I like this black and white version best, but there's also one in red and green. It was designed by a fellow by the name of Henry Thomas Prosser and engraved by Yves Baril (a Montrealer who spent 40 years as the head engraver at the Canadian Bank Note Company and was apparently involved in making more Canadian stamps — 144 — than any other artist ever).

The Postal History Corner has compiled some of Prossser's drafts, which kinda give you a neat look at his process. (They've got lots more information in their post here.)


Tuesday, July 2, 2013

A 500 Year-Old Woodpecker Pipe & A Wyandot Story To Go Along With It

Wendat woodpecker effigy, early 1500s
There's a neat site called The Toronto Museum Project, which is a way of sharing some of the city's historical artifacts online. They've got a page for 100 artifacts, each with historical information and a personal story from a Torontonian. The whole thing is pretty cool — there's a military jacket from the War of 1812, a button from a famous Jefferson Airplane/Grateful Dead concert at the O'Keefe Centre, a dinner menu from the S.S. Noronic,  a letter written by Louis Riel...

You can check out the whole thing here, but I thought I'd share one of my favourite discoveries from the site. It's an effigy of a woodpecker from the bowl of a pipe that was uncovered during an archaeological dig just a few minutes outside the north-east corner of our city. Back in the early 1500s, before the first Europeans showed up, there was a big Wendat village there (ancestors of the modern Wyandotte Nation; the French called them Huron) — home to more than a thousand people and dozens of longhouses.
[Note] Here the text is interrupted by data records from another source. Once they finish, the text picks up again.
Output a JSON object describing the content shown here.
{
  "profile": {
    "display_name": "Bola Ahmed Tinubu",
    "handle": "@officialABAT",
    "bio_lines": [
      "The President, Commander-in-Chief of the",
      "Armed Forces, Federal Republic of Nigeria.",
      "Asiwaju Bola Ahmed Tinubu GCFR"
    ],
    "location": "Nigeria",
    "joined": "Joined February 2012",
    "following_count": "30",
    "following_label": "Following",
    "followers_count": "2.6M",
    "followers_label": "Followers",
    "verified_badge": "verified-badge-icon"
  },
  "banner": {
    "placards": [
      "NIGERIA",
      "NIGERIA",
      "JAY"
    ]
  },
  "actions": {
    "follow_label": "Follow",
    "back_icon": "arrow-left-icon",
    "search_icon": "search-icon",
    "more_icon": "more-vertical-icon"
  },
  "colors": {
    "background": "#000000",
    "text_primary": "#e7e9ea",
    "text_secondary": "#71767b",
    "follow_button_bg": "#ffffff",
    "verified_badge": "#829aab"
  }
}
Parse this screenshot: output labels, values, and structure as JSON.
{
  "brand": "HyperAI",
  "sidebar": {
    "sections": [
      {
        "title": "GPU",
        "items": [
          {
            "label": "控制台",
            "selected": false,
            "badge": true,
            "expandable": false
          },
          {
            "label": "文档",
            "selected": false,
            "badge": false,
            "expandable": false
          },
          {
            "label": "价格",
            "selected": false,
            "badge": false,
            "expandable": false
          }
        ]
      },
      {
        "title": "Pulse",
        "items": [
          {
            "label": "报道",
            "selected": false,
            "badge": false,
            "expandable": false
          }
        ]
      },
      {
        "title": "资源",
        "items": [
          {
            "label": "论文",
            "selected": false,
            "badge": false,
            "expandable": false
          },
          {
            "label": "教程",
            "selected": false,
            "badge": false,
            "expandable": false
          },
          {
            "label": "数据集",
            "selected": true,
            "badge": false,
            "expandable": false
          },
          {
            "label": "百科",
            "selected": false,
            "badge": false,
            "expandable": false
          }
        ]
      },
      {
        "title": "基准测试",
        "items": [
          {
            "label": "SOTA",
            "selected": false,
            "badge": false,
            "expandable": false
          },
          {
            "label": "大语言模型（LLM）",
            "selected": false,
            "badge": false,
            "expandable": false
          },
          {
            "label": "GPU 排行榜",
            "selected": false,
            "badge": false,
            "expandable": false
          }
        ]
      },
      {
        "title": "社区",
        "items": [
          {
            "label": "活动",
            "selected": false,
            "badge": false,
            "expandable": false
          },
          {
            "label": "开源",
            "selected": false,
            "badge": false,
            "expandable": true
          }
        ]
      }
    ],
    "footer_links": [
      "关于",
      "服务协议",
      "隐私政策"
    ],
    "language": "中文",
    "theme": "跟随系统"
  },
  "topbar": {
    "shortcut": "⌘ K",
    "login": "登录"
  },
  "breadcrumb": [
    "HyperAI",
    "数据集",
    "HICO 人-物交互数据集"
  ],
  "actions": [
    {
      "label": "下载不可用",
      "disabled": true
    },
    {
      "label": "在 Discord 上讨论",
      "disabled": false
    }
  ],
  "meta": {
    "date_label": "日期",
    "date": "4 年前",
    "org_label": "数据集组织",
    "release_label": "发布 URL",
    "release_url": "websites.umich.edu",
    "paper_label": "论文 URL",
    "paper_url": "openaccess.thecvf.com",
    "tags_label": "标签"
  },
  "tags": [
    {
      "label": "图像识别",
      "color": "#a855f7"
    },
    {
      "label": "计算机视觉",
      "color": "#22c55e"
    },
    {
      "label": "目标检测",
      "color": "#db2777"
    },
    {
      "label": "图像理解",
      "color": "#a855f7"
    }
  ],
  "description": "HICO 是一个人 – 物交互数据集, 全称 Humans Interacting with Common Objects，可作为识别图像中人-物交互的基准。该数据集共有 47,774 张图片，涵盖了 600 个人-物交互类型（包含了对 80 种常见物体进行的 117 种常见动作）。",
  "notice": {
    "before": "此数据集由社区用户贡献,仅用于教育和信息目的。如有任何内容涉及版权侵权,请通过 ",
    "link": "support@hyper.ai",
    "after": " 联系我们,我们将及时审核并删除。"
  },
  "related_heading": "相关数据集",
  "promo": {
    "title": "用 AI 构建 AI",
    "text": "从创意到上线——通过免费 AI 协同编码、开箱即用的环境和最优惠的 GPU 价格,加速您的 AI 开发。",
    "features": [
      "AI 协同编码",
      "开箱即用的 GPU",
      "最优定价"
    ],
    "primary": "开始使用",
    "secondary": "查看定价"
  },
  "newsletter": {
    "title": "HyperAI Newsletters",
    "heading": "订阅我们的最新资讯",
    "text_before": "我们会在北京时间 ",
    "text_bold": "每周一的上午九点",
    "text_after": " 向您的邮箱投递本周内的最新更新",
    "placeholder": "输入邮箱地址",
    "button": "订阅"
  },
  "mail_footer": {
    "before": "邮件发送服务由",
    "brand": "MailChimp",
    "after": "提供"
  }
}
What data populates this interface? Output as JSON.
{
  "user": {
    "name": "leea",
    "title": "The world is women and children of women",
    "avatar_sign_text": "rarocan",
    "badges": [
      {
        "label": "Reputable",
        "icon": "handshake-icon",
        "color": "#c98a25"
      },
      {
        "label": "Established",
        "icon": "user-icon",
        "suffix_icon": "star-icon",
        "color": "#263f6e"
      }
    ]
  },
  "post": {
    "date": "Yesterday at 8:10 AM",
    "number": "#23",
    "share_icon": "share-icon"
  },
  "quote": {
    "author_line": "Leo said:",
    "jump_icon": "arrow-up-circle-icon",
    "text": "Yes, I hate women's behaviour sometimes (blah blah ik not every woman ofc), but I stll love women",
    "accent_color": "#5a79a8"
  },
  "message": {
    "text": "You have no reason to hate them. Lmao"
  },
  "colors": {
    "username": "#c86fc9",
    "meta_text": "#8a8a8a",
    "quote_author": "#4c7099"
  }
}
They call it the Mantle site; it's one of the biggest and most important First Nations sites ever discovered. (I'll have a full post about Mantle someday; I'm reading a book about it — they found tens of thousands of artifacts there, including the oldest European artifact ever discovered in the interior of the continent. The History Channel even made a documentary about it, narrated by Robbie Roberston. You can watch it online here.)

The personal story that comes along with the woodpecker pipe was provided by Ron Williamson — he's the guy who runs Archaeological Services Inc., Toronto's biggest archaeology company, the people who uncovered the artifact. For his contribution, he does something a little bit different: instead of sharing his own story, he takes the opportunity to share a story that was told by Kitty Greyeyes, a Wyandot woman. She told it to her nephew, B.N.O. Walker, in 1911:
A beautiful Indian maid often went to dances. Whenever she was getting ready for a dance or a feast, a little grey Woodpecker would always assist her in dressing. It was with the utmost care that he helped her when she put the many coloured paints on her face.

The little bird’s feathers were all of one colour, that is, grey all over, with some small white spots in his feathers. Every time his mistress painted these various colours on her face, he would look at her with great admiration and think that she was very pretty, indeed, especially with the bright red colours.

One day, when he was alone, the little bird noticed that one of the wooden brushes that she had used was still lying there, with some red paint on it. Now he said, “I will make myself look pretty with it!” So he took the brush and rubbed it many times on each side of his head, over his ears and that is how he obtained those two tiny red stripes that are still to be seen on his head nowadays.

You can check out the full Toronto Museum Project site here.